Deductive thinking dominates the foundation building of a testable hypothesis: X equates to Y, Y equates to Z, therefore we predict X equates to Z.
The pitfalls here lie in the validity of the inputs that are used to fix ‘proven’ points in your geological model. These deductive assumptions become the trunk of a hypothesis from which branching probabilistic ranges will be leveraged.
Inductive reasoning takes over when significant uncertainty enters the problem: X usually equates to Y, Y usually equates to Z, therefore it is likely that X equates to Z. Even though the input or fixed points in the hypothesis may be sound and the logical argument for the predicted outcome is valid, the result may still not agree with the prediction. An educated range of solutions is required. Multiple working hypotheses fit in this space.
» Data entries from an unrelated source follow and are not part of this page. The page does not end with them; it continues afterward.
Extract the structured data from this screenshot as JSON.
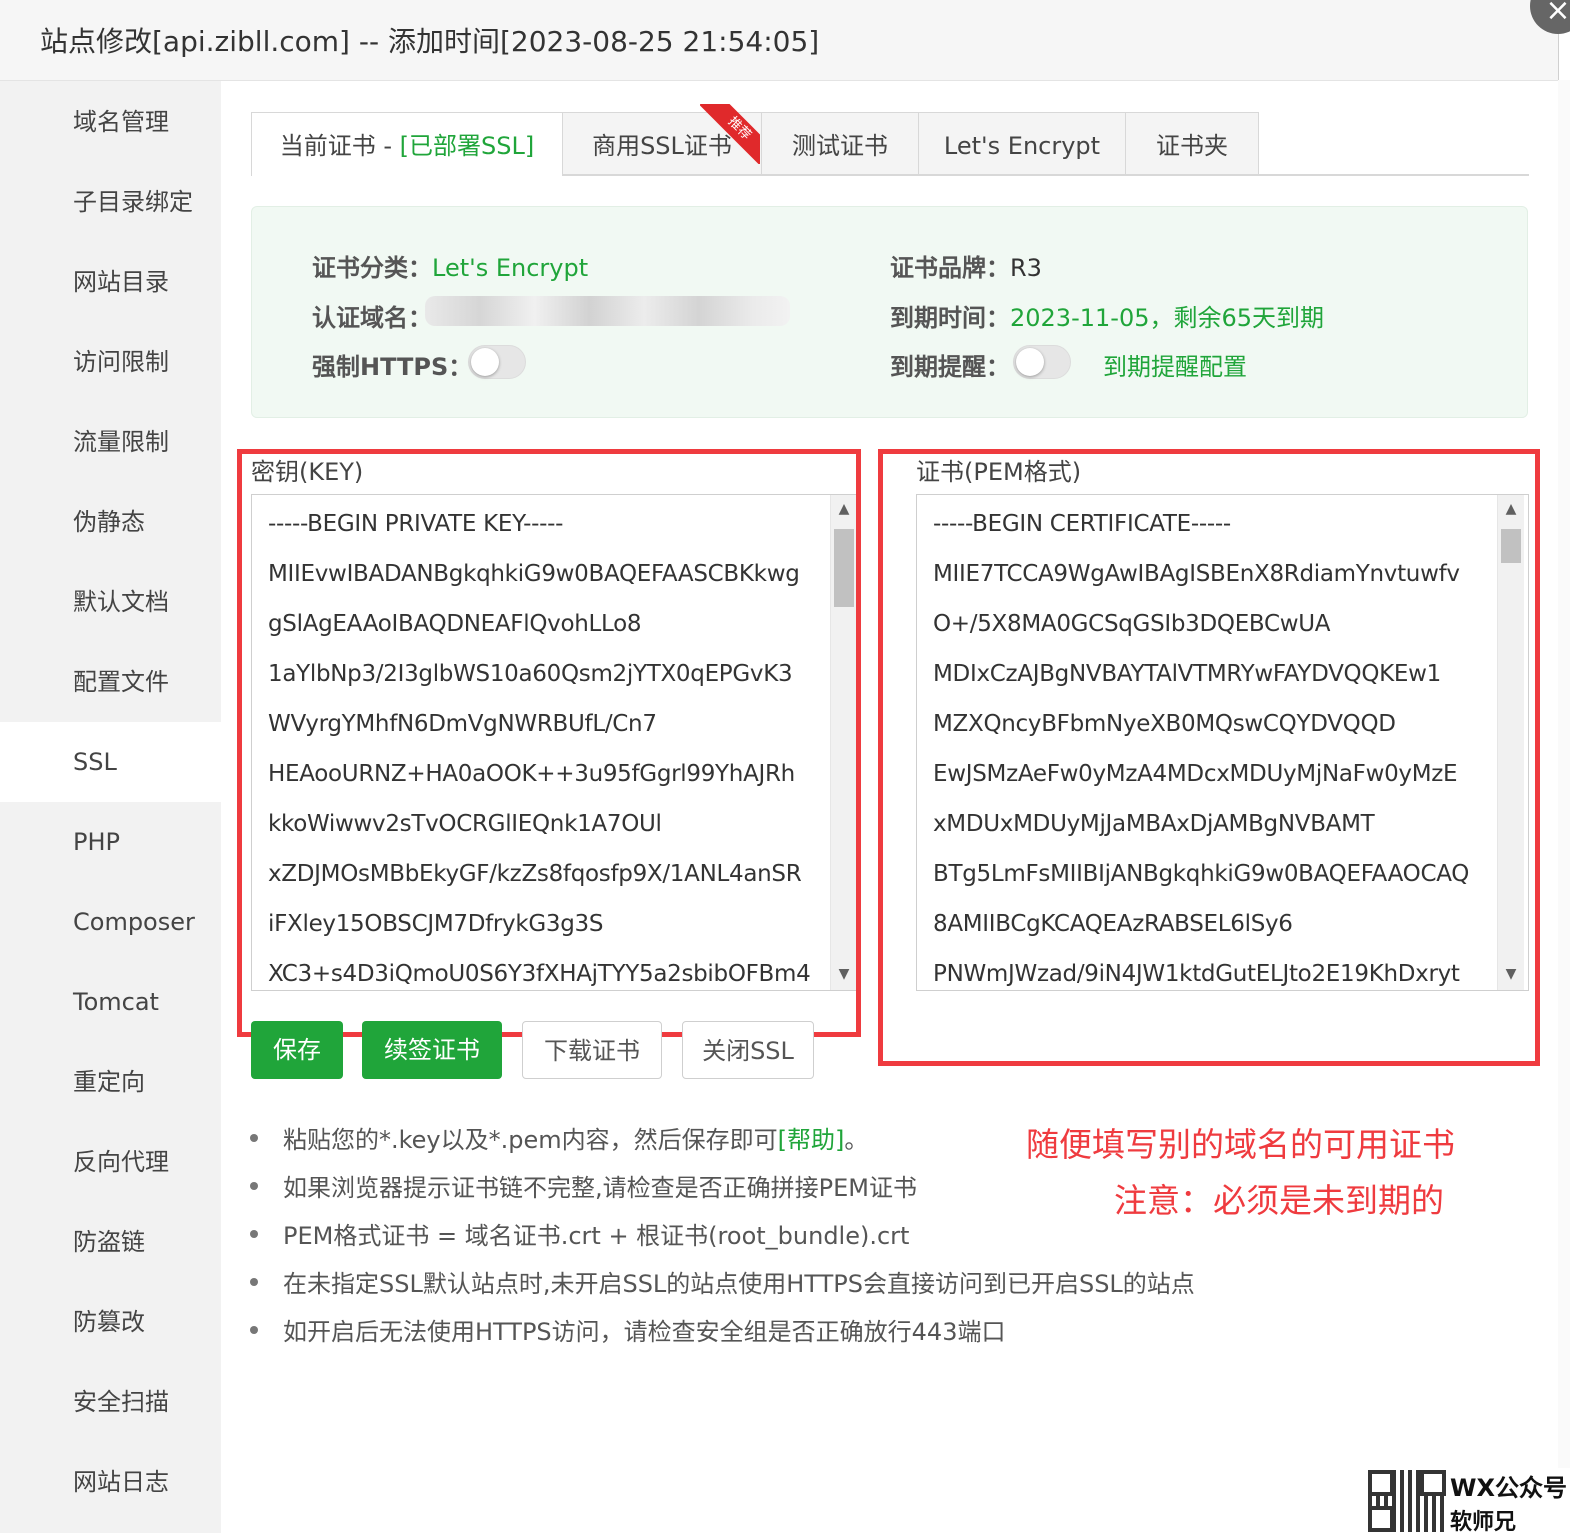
{
  "window": {
    "title": "站点修改[api.zibll.com] -- 添加时间[2023-08-25 21:54:05]",
    "close_glyph": "×"
  },
  "sidebar": {
    "items": [
      {
        "label": "域名管理"
      },
      {
        "label": "子目录绑定"
      },
      {
        "label": "网站目录"
      },
      {
        "label": "访问限制"
      },
      {
        "label": "流量限制"
      },
      {
        "label": "伪静态"
      },
      {
        "label": "默认文档"
      },
      {
        "label": "配置文件"
      },
      {
        "label": "SSL",
        "active": true
      },
      {
        "label": "PHP"
      },
      {
        "label": "Composer"
      },
      {
        "label": "Tomcat"
      },
      {
        "label": "重定向"
      },
      {
        "label": "反向代理"
      },
      {
        "label": "防盗链"
      },
      {
        "label": "防篡改"
      },
      {
        "label": "安全扫描"
      },
      {
        "label": "网站日志"
      }
    ]
  },
  "tabs": {
    "current_prefix": "当前证书 - ",
    "current_status": "[已部署SSL]",
    "commercial": "商用SSL证书",
    "commercial_badge": "推荐",
    "test": "测试证书",
    "letsencrypt": "Let's Encrypt",
    "folder": "证书夹"
  },
  "cert_info": {
    "category_label": "证书分类：",
    "category_value": "Let's Encrypt",
    "brand_label": "证书品牌：",
    "brand_value": "R3",
    "domain_label": "认证域名：",
    "expiry_label": "到期时间：",
    "expiry_value": "2023-11-05，剩余65天到期",
    "force_https_label": "强制HTTPS：",
    "force_https_on": false,
    "remind_label": "到期提醒：",
    "remind_on": false,
    "remind_config_link": "到期提醒配置"
  },
  "key_field": {
    "label": "密钥(KEY)",
    "lines": [
      "-----BEGIN PRIVATE KEY-----",
      "MIIEvwIBADANBgkqhkiG9w0BAQEFAASCBKkwg",
      "gSlAgEAAoIBAQDNEAFlQvohLLo8",
      "1aYlbNp3/2I3glbWS10a60Qsm2jYTX0qEPGvK3",
      "WVyrgYMhfN6DmVgNWRBUfL/Cn7",
      "HEAooURNZ+HA0aOOK++3u95fGgrl99YhAJRh",
      "kkoWiwwv2sTvOCRGlIEQnk1A7OUl",
      "xZDJMOsMBbEkyGF/kzZs8fqosfp9X/1ANL4anSR",
      "iFXley15OBSCJM7DfrykG3g3S",
      "XC3+s4D3iQmoU0S6Y3fXHAjTYY5a2sbibOFBm4"
    ]
  },
  "cert_field": {
    "label": "证书(PEM格式)",
    "lines": [
      "-----BEGIN CERTIFICATE-----",
      "MIIE7TCCA9WgAwIBAgISBEnX8RdiamYnvtuwfv",
      "O+/5X8MA0GCSqGSIb3DQEBCwUA",
      "MDIxCzAJBgNVBAYTAlVTMRYwFAYDVQQKEw1",
      "MZXQncyBFbmNyeXB0MQswCQYDVQQD",
      "EwJSMzAeFw0yMzA4MDcxMDUyMjNaFw0yMzE",
      "xMDUxMDUyMjJaMBAxDjAMBgNVBAMT",
      "BTg5LmFsMIIBIjANBgkqhkiG9w0BAQEFAAOCAQ",
      "8AMIIBCgKCAQEAzRABSEL6lSy6",
      "PNWmJWzad/9iN4JW1ktdGutELJto2E19KhDxryt"
    ]
  },
  "buttons": {
    "save": "保存",
    "renew": "续签证书",
    "download": "下载证书",
    "close_ssl": "关闭SSL"
  },
  "notes": {
    "n1_pre": "粘贴您的*.key以及*.pem内容，然后保存即可",
    "n1_help": "[帮助]",
    "n1_post": "。",
    "n2": "如果浏览器提示证书链不完整,请检查是否正确拼接PEM证书",
    "n3": "PEM格式证书 = 域名证书.crt + 根证书(root_bundle).crt",
    "n4": "在未指定SSL默认站点时,未开启SSL的站点使用HTTPS会直接访问到已开启SSL的站点",
    "n5": "如开启后无法使用HTTPS访问，请检查安全组是否正确放行443端口"
  },
  "annotation": {
    "line1": "随便填写别的域名的可用证书",
    "line2": "注意：必须是未到期的"
  },
  "watermark": {
    "line1": "WX公众号",
    "line2": "软师兄"
  },
  "colors": {
    "accent_green": "#20a53a",
    "annotation_red": "#ef3b3f"
  }
}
Bias in geological predictions can come in many forms, and will be the reason the geological model is not useful, fails to identify the critical risk in the system, or fails to capture the range of uncertainty in outcomes.
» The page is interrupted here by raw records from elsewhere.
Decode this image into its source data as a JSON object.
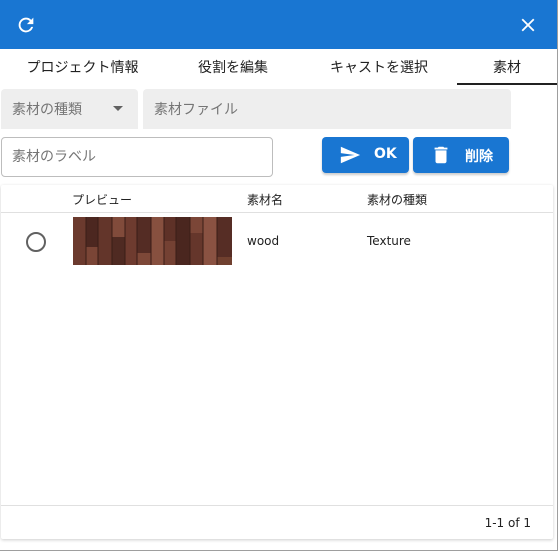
{
  "titlebar": {
    "refresh_icon": "refresh-icon",
    "close_icon": "close-icon",
    "color": "#1976d2"
  },
  "tabs": [
    {
      "label": "プロジェクト情報",
      "active": false
    },
    {
      "label": "役割を編集",
      "active": false
    },
    {
      "label": "キャストを選択",
      "active": false
    },
    {
      "label": "素材",
      "active": true
    }
  ],
  "form": {
    "type_select_placeholder": "素材の種類",
    "file_placeholder": "素材ファイル",
    "label_placeholder": "素材のラベル",
    "label_value": "",
    "ok_label": "OK",
    "delete_label": "削除"
  },
  "table": {
    "columns": [
      "プレビュー",
      "素材名",
      "素材の種類"
    ],
    "rows": [
      {
        "selected": false,
        "preview": "wood-texture-thumbnail",
        "name": "wood",
        "type": "Texture"
      }
    ],
    "pagination": "1-1 of 1"
  }
}
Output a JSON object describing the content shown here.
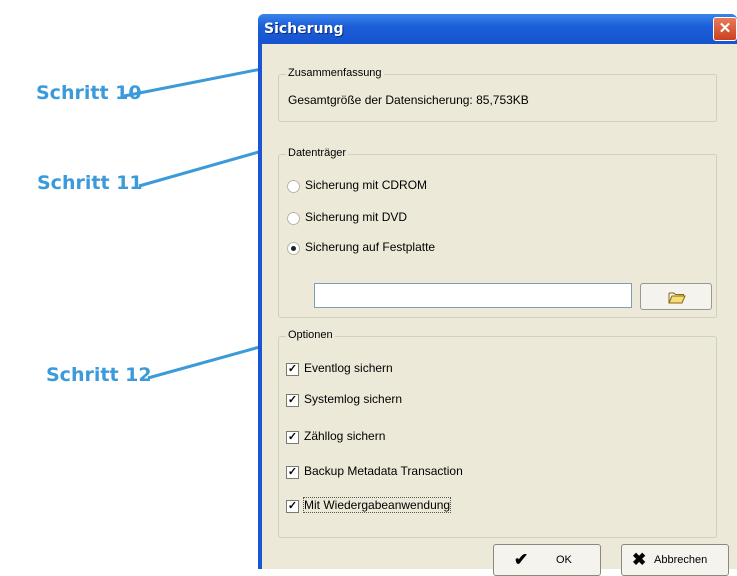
{
  "callouts": [
    "Schritt 10",
    "Schritt 11",
    "Schritt 12"
  ],
  "window": {
    "title": "Sicherung",
    "close_glyph": "✕"
  },
  "summary": {
    "legend": "Zusammenfassung",
    "text": "Gesamtgröße der Datensicherung: 85,753KB"
  },
  "media": {
    "legend": "Datenträger",
    "options": [
      "Sicherung mit CDROM",
      "Sicherung mit DVD",
      "Sicherung auf Festplatte"
    ],
    "selected_index": 2,
    "path_value": "",
    "browse_icon": "folder-open-icon"
  },
  "options": {
    "legend": "Optionen",
    "items": [
      {
        "label": "Eventlog sichern",
        "checked": true
      },
      {
        "label": "Systemlog sichern",
        "checked": true
      },
      {
        "label": "Zähllog sichern",
        "checked": true
      },
      {
        "label": "Backup Metadata Transaction",
        "checked": true
      },
      {
        "label": "Mit Wiedergabeanwendung",
        "checked": true
      }
    ]
  },
  "buttons": {
    "ok_label": "OK",
    "cancel_label": "Abbrechen"
  },
  "colors": {
    "callout": "#3b9ad9",
    "titlebar": "#1c5fd8",
    "dialog_bg": "#ece9d8"
  }
}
Deductive failures include misuse of geological principles underpinning the basic assumptions of the predictive model, not recognizing the full range of uncertainty inherent in imperfect geological datasets, and failure to utilize all deterministic geological constraints in the given datasets. The balance lies between recognizing that there are often dead-ends to our thinking that need to be culled, while not pruning the wandering but promising branches of the hypothesis back too far.
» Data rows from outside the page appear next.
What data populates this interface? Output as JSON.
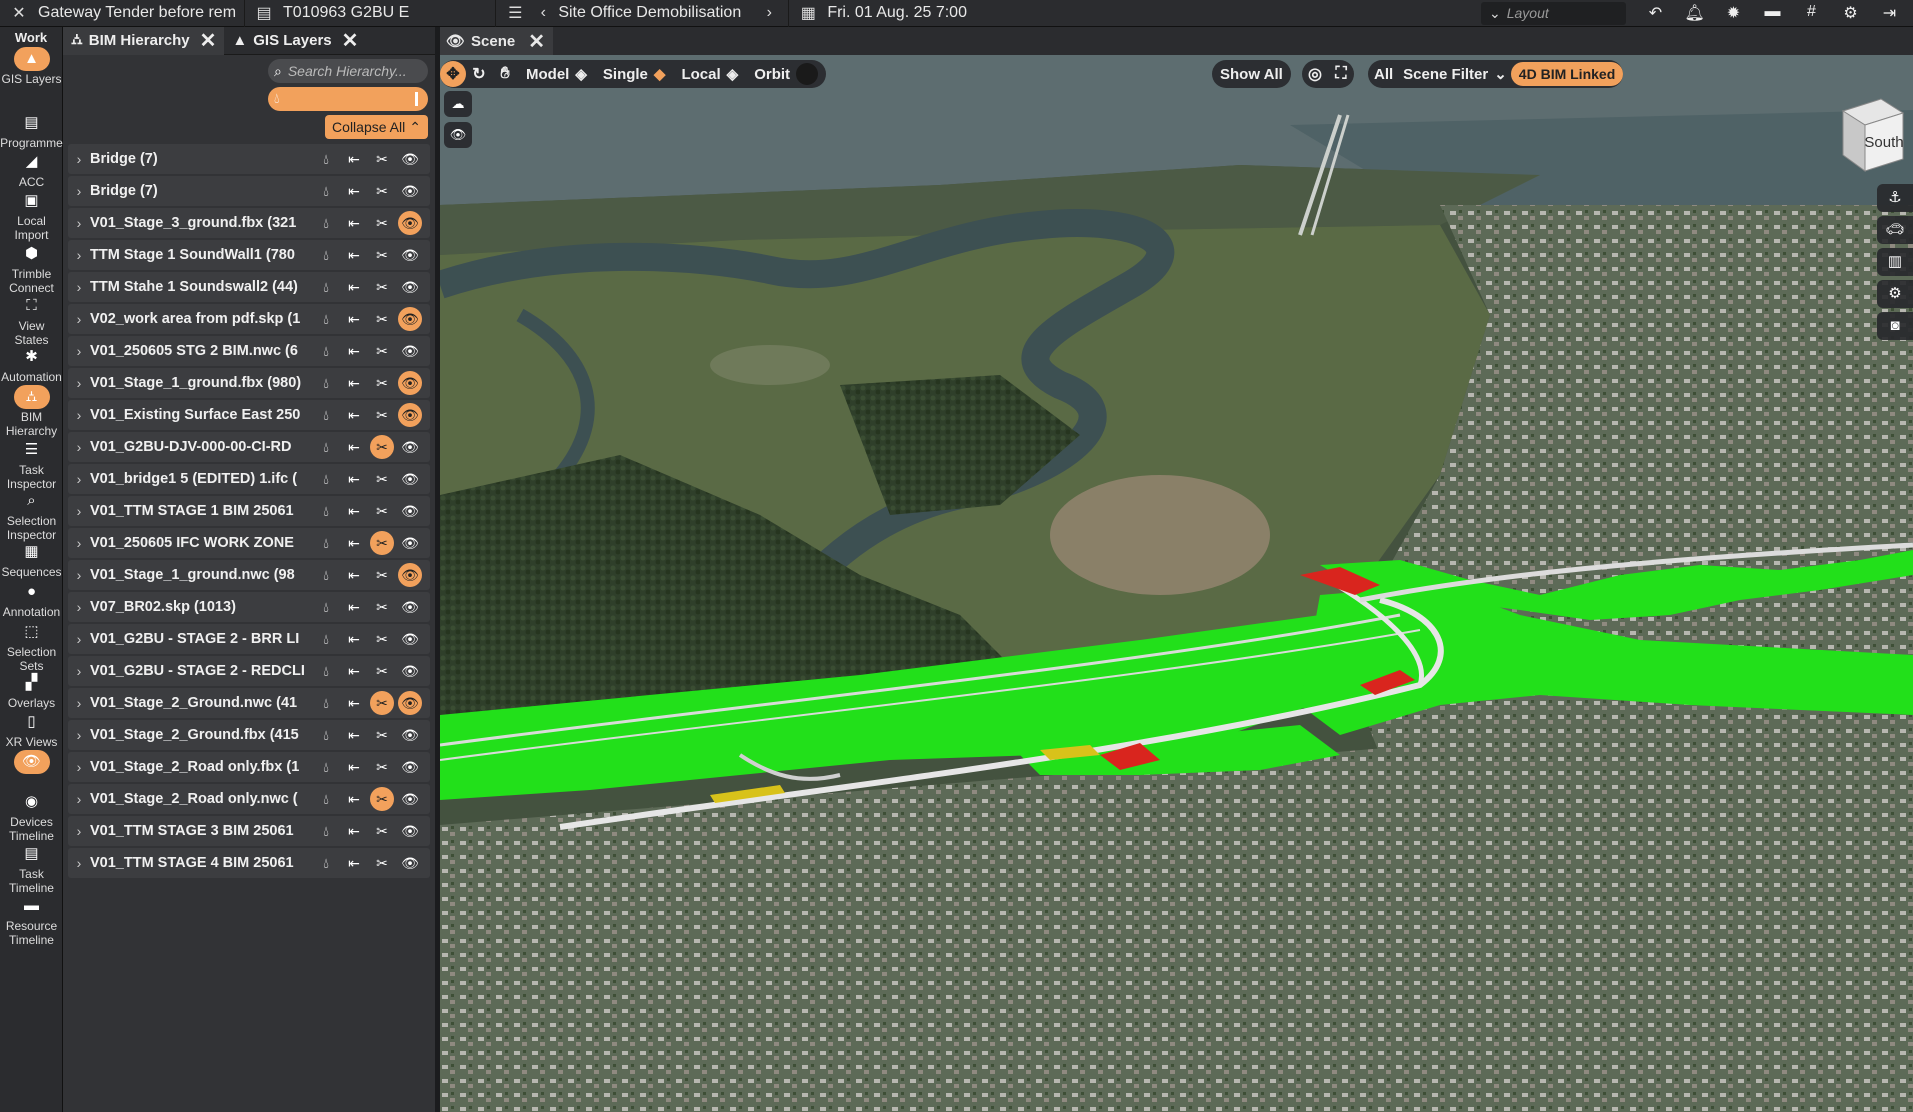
{
  "topbar": {
    "project": "Gateway Tender before rem",
    "file": "T010963 G2BU E",
    "schedule": "Site Office Demobilisation",
    "date": "Fri. 01 Aug. 25 7:00",
    "layout_placeholder": "Layout"
  },
  "sidebar": {
    "work_label": "Work",
    "items": [
      {
        "label": "GIS Layers",
        "icon": "gis-layers-icon",
        "active": true
      },
      {
        "label": "Programme",
        "icon": "document-icon"
      },
      {
        "label": "ACC",
        "icon": "acc-icon"
      },
      {
        "label": "Local Import",
        "icon": "import-icon"
      },
      {
        "label": "Trimble Connect",
        "icon": "trimble-icon"
      },
      {
        "label": "View States",
        "icon": "binoculars-icon"
      },
      {
        "label": "Automation",
        "icon": "automation-icon"
      },
      {
        "label": "BIM Hierarchy",
        "icon": "hierarchy-icon",
        "active": true
      },
      {
        "label": "Task Inspector",
        "icon": "task-inspector-icon"
      },
      {
        "label": "Selection Inspector",
        "icon": "search-icon"
      },
      {
        "label": "Sequences",
        "icon": "film-icon"
      },
      {
        "label": "Annotation",
        "icon": "comment-icon"
      },
      {
        "label": "Selection Sets",
        "icon": "selection-sets-icon"
      },
      {
        "label": "Overlays",
        "icon": "overlays-icon"
      },
      {
        "label": "XR Views",
        "icon": "phone-icon"
      },
      {
        "label": "",
        "icon": "eye-icon",
        "active": true
      },
      {
        "label": "Devices Timeline",
        "icon": "device-icon"
      },
      {
        "label": "Task Timeline",
        "icon": "document-icon"
      },
      {
        "label": "Resource Timeline",
        "icon": "truck-icon"
      }
    ]
  },
  "panel": {
    "tabs": [
      {
        "label": "BIM Hierarchy",
        "active": true
      },
      {
        "label": "GIS Layers",
        "active": false
      }
    ],
    "search_placeholder": "Search Hierarchy...",
    "collapse_label": "Collapse All",
    "layers": [
      {
        "name": "Bridge (7)",
        "clip_on": false,
        "eye_on": false
      },
      {
        "name": "Bridge (7)",
        "clip_on": false,
        "eye_on": false
      },
      {
        "name": "V01_Stage_3_ground.fbx (321",
        "clip_on": false,
        "eye_on": true
      },
      {
        "name": "TTM Stage 1 SoundWall1 (780",
        "clip_on": false,
        "eye_on": false
      },
      {
        "name": "TTM Stahe 1 Soundswall2 (44)",
        "clip_on": false,
        "eye_on": false
      },
      {
        "name": "V02_work area from pdf.skp (1",
        "clip_on": false,
        "eye_on": true
      },
      {
        "name": "V01_250605 STG 2 BIM.nwc (6",
        "clip_on": false,
        "eye_on": false
      },
      {
        "name": "V01_Stage_1_ground.fbx (980)",
        "clip_on": false,
        "eye_on": true
      },
      {
        "name": "V01_Existing Surface East 250",
        "clip_on": false,
        "eye_on": true
      },
      {
        "name": "V01_G2BU-DJV-000-00-CI-RD",
        "clip_on": true,
        "eye_on": false
      },
      {
        "name": "V01_bridge1 5 (EDITED) 1.ifc (",
        "clip_on": false,
        "eye_on": false
      },
      {
        "name": "V01_TTM STAGE 1 BIM 25061",
        "clip_on": false,
        "eye_on": false
      },
      {
        "name": "V01_250605 IFC WORK ZONE",
        "clip_on": true,
        "eye_on": false
      },
      {
        "name": "V01_Stage_1_ground.nwc (98",
        "clip_on": false,
        "eye_on": true
      },
      {
        "name": "V07_BR02.skp (1013)",
        "clip_on": false,
        "eye_on": false
      },
      {
        "name": "V01_G2BU - STAGE 2 - BRR LI",
        "clip_on": false,
        "eye_on": false
      },
      {
        "name": "V01_G2BU - STAGE 2 - REDCLI",
        "clip_on": false,
        "eye_on": false
      },
      {
        "name": "V01_Stage_2_Ground.nwc (41",
        "clip_on": true,
        "eye_on": true
      },
      {
        "name": "V01_Stage_2_Ground.fbx (415",
        "clip_on": false,
        "eye_on": false
      },
      {
        "name": "V01_Stage_2_Road only.fbx (1",
        "clip_on": false,
        "eye_on": false
      },
      {
        "name": "V01_Stage_2_Road only.nwc (",
        "clip_on": true,
        "eye_on": false
      },
      {
        "name": "V01_TTM STAGE 3 BIM 25061",
        "clip_on": false,
        "eye_on": false
      },
      {
        "name": "V01_TTM STAGE 4 BIM 25061",
        "clip_on": false,
        "eye_on": false
      }
    ]
  },
  "scene": {
    "tab_label": "Scene",
    "model_label": "Model",
    "single_label": "Single",
    "local_label": "Local",
    "orbit_label": "Orbit",
    "show_all_label": "Show All",
    "all_label": "All",
    "scene_filter_label": "Scene Filter",
    "bim_linked_label": "4D BIM Linked",
    "cube_label": "South"
  },
  "colors": {
    "accent": "#f2a15c",
    "bim_green": "#22e01a",
    "bim_red": "#d9251e",
    "bim_yellow": "#d8c21a"
  }
}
Sometimes the interpreter is biased by relying only upon information that is readily available or most easily accessible. For a subsurface geologist, this pitfall could include not being able or willing to interpret seismic reflection data. The lowest risk predictive geological model can only be achieved by the integration of all available datasets.
There is a tendency to try to confirm rather than disprove a preferred geological model. After creating an elegant, novel solution that fits a preponderance of the data there is a desire to see it proven true, nevermind that nagging piece of contrary information. Geological prediction is non-unique. Don’t hide the weakest pieces of your story, highlight them and explain the counter-arguments. Given the many potential outcomes, quite often a geological hypothesis can be harder to prove than to disprove.
Another common bias is the inclination to perceive order where it has not been proven to exist. We seek to find the rules that explain complex spatial and temporal processes that allow us some understanding of the depth of time and earth processes. As geologists we must seek to find these rules, but we must not overreach.
Some ways to get better
• Some will seek subsurface solutions and certainty primarily through application of the latest technology. Spend as much time as possible on ideas — building, testing, iterating — and spend only enough time on software as needed to help you create and execute better ideas.
• Balance the benefits of collaboration with the dilution of groupthink. Curate all available ideas.
• By employing critical examination techniques to facets of your geological interpretation, such as structurally balanced cross sections and chronostratigraphic charts, you will be able to assess your model’s feasibility and critical weaknesses.
• No prediction is complete without some measure of its related uncertainty.